### [To do]
Scan the records for the string "legend"; copy each line where it occurs.
-- Opening Marker --
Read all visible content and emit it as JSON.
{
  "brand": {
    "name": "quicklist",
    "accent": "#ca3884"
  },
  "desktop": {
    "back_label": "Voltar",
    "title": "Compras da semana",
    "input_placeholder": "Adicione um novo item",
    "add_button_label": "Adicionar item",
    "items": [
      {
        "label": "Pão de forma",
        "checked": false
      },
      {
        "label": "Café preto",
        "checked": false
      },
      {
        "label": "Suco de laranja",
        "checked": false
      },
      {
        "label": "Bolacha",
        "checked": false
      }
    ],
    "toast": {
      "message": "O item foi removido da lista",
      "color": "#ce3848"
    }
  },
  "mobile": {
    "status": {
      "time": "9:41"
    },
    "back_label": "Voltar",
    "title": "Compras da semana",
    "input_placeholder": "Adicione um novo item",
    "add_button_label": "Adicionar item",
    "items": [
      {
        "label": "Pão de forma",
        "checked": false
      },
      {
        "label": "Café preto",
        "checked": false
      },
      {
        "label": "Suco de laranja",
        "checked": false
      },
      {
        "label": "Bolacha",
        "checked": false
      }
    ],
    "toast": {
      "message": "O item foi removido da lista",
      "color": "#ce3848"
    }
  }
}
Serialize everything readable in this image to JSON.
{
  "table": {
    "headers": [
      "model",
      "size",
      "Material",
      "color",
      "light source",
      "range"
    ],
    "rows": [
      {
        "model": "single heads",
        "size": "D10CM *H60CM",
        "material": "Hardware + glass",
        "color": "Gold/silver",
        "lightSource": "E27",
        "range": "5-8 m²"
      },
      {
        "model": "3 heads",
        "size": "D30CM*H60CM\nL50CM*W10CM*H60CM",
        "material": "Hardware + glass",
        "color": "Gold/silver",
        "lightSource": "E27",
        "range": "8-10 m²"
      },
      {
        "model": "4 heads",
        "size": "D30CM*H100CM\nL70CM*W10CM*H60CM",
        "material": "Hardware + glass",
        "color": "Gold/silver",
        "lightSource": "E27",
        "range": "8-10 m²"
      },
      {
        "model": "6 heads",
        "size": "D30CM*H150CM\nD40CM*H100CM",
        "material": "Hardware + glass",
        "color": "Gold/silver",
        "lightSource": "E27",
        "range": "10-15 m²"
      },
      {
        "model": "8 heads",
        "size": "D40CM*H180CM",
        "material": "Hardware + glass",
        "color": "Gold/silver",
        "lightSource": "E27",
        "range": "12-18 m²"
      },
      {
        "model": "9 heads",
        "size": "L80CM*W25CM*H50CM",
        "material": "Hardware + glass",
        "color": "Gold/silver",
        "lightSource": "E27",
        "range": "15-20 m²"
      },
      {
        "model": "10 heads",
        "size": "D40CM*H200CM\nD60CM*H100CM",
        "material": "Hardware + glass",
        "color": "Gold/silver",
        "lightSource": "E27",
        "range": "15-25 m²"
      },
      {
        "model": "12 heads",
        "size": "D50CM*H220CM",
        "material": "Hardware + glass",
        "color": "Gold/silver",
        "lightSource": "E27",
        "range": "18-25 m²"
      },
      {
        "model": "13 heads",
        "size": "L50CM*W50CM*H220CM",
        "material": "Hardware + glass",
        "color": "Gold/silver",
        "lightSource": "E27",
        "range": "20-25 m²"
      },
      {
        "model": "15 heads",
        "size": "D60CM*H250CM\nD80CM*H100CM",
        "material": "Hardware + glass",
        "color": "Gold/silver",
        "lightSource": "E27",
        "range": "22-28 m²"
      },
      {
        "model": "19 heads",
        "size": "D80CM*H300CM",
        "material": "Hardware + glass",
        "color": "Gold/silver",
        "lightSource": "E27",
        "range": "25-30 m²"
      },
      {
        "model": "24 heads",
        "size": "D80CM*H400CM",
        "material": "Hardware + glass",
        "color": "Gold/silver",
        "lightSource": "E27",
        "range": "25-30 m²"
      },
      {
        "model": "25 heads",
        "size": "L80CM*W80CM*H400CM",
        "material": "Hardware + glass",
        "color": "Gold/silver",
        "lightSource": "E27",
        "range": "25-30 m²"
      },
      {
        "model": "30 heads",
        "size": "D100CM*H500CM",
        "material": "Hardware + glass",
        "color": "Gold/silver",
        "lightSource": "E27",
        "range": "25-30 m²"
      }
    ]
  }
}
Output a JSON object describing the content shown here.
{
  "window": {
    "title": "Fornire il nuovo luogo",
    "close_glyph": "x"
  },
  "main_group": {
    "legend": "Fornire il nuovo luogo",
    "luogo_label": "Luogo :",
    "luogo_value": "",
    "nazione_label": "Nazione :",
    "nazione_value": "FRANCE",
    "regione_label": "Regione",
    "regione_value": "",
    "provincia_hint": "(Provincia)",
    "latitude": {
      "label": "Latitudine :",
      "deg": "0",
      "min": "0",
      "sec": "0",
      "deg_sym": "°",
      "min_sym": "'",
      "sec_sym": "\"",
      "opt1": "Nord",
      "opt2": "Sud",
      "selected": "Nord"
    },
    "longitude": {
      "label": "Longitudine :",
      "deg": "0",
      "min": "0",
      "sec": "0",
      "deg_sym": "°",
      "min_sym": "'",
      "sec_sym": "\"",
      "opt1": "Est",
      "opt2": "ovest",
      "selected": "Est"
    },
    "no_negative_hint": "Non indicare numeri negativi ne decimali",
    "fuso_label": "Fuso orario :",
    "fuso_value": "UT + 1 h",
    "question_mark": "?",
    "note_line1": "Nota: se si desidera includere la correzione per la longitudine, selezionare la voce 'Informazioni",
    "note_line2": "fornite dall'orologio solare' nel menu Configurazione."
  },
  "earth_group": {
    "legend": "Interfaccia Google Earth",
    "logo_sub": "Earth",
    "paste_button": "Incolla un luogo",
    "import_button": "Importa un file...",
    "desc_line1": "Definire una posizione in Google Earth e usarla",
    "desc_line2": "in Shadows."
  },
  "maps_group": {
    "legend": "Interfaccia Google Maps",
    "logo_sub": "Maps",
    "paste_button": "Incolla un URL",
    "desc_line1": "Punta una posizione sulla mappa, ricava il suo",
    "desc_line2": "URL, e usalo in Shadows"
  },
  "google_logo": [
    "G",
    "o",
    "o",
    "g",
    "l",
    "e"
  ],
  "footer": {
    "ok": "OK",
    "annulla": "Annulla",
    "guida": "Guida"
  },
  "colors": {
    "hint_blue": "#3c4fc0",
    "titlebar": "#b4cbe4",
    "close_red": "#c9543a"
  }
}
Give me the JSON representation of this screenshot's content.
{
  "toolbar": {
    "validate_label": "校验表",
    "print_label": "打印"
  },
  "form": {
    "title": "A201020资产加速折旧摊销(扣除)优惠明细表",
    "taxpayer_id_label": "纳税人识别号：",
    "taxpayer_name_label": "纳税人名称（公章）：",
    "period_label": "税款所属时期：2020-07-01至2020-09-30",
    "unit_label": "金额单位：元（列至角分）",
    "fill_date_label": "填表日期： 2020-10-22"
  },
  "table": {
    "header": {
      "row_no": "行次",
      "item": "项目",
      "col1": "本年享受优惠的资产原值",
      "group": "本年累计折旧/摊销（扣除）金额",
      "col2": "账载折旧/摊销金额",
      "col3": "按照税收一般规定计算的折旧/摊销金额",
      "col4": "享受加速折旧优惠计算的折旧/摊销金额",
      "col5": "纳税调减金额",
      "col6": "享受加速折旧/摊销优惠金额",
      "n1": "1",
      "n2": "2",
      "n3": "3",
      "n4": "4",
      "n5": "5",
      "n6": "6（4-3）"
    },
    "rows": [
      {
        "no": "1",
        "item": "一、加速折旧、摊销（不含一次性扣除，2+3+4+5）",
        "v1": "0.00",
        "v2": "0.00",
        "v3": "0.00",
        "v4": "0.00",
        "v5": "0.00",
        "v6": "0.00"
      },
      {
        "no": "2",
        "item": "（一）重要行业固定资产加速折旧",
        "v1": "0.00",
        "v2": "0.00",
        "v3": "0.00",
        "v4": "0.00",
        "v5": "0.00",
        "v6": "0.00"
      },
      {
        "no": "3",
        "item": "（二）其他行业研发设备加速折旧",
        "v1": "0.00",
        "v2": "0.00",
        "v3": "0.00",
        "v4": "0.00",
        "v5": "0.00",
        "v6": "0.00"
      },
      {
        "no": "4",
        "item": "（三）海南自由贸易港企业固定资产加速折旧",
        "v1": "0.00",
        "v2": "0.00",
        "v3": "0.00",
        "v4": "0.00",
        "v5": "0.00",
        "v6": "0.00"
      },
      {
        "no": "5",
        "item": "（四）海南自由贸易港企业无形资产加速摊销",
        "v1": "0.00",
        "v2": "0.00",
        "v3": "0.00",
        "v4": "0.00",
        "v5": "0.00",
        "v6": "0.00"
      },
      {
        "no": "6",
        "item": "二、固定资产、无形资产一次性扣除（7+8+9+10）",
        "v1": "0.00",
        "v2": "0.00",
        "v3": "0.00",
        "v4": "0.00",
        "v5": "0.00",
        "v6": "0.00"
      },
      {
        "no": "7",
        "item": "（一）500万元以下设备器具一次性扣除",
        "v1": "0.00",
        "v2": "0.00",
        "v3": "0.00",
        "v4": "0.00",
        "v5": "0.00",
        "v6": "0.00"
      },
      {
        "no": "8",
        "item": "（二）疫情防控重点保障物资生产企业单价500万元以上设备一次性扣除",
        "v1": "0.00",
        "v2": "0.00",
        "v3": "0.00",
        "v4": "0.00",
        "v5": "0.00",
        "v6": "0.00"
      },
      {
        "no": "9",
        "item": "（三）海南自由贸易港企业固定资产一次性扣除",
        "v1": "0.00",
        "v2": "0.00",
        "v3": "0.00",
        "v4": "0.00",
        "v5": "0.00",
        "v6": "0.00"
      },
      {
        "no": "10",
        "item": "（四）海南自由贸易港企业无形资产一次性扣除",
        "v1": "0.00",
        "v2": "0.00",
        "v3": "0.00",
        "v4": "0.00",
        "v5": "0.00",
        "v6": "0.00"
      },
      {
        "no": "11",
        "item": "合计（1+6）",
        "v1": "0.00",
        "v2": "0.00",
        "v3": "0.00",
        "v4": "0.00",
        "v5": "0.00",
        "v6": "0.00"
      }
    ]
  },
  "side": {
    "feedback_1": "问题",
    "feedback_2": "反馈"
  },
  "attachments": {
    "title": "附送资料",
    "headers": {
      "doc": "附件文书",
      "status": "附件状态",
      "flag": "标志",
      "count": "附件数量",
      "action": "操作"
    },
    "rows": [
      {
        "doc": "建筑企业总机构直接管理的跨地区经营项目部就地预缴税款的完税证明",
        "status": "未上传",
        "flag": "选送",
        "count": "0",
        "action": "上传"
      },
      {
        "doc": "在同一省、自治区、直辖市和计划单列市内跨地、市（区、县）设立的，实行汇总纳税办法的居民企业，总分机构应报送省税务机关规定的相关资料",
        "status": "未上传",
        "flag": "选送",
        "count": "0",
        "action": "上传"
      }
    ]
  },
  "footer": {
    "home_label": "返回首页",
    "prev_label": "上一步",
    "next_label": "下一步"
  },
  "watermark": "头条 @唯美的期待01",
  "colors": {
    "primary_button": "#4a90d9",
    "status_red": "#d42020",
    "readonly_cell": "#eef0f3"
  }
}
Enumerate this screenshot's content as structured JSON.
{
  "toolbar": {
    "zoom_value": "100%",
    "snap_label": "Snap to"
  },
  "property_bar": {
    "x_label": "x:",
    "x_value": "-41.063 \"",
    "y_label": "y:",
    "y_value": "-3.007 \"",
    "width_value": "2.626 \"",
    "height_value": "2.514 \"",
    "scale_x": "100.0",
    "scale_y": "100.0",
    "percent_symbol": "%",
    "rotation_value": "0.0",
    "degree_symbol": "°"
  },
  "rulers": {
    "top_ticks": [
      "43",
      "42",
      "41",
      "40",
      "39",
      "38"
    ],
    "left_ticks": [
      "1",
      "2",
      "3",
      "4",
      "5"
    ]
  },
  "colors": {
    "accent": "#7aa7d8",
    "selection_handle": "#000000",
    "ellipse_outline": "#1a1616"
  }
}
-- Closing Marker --
### [Result of this exercise]
    "legend": "Fornire il nuovo luogo",
    "legend": "Interfaccia Google Earth",
    "legend": "Interfaccia Google Maps",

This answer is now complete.